┏━━
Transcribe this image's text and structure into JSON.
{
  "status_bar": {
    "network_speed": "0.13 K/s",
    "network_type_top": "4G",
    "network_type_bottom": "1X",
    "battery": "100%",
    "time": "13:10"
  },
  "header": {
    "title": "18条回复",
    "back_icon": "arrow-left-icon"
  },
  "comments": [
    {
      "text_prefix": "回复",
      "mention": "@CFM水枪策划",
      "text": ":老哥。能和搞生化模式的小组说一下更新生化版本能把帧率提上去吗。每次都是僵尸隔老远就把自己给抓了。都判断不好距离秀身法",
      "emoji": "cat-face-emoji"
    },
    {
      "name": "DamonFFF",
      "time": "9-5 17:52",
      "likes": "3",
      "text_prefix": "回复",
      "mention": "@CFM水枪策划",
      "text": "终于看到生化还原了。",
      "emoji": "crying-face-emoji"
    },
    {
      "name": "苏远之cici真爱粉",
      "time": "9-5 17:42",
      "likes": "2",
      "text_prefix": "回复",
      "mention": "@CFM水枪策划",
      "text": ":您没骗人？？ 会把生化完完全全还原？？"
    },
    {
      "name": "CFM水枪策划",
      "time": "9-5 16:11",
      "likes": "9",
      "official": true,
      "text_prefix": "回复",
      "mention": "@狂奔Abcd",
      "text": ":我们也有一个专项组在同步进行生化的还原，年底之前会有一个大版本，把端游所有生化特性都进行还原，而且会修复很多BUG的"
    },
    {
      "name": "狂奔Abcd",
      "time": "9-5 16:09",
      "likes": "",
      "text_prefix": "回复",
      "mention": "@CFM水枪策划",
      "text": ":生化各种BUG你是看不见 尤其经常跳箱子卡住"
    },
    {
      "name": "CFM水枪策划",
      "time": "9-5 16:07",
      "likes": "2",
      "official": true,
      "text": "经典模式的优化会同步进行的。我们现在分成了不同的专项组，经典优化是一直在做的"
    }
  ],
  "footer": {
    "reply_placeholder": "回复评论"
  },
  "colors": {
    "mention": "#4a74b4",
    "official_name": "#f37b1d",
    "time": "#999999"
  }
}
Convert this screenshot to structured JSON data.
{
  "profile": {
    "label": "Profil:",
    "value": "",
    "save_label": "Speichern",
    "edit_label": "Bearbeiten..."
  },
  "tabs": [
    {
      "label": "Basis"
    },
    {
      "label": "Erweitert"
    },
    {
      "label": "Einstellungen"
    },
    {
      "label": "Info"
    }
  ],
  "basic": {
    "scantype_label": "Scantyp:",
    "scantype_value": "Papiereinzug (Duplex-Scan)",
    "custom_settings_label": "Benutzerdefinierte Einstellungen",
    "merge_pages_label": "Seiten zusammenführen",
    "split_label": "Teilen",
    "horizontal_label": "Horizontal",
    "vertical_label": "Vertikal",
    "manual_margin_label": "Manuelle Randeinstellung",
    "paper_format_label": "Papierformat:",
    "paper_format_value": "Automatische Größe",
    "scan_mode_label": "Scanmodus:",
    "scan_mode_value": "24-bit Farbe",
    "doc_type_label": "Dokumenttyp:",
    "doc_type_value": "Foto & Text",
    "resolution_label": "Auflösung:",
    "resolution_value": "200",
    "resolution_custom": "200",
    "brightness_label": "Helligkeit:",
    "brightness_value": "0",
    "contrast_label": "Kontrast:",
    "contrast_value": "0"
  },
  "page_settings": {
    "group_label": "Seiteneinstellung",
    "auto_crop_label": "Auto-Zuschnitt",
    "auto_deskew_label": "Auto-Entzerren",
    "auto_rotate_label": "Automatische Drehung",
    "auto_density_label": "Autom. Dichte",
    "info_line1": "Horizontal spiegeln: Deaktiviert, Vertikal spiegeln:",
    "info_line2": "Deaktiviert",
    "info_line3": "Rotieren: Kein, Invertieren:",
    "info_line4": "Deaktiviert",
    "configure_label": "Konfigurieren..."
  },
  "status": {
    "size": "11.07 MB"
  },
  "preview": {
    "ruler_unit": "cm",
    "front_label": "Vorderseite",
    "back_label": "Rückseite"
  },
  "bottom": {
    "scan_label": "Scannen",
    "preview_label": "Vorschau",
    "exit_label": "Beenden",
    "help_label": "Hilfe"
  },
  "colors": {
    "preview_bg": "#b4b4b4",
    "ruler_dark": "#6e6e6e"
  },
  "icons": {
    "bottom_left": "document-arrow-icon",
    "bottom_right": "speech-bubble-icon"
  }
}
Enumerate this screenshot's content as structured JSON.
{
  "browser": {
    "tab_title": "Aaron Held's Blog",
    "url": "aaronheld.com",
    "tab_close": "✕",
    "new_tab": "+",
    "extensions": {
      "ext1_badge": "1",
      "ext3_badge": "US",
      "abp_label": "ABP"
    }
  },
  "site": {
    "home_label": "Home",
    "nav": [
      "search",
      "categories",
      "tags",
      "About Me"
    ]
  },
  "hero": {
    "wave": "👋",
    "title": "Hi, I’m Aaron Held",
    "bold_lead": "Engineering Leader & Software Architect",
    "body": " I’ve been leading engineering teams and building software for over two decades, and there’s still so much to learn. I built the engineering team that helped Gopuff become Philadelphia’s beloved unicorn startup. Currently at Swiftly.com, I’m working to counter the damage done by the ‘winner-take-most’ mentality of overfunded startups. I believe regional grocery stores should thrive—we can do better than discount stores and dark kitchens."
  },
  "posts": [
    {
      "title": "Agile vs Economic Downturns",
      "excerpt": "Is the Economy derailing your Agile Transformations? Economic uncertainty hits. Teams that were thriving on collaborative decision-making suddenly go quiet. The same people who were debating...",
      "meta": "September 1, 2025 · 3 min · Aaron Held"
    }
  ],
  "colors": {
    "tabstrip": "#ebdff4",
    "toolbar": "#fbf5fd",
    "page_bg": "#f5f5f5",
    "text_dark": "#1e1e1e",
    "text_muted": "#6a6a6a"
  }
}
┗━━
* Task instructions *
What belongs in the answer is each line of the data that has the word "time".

* Task answer *
    "time": "13:10"
      "time": "9-5 17:52",
      "time": "9-5 17:42",
      "time": "9-5 16:11",
      "time": "9-5 16:09",
      "time": "9-5 16:07",
    "time": "#999999"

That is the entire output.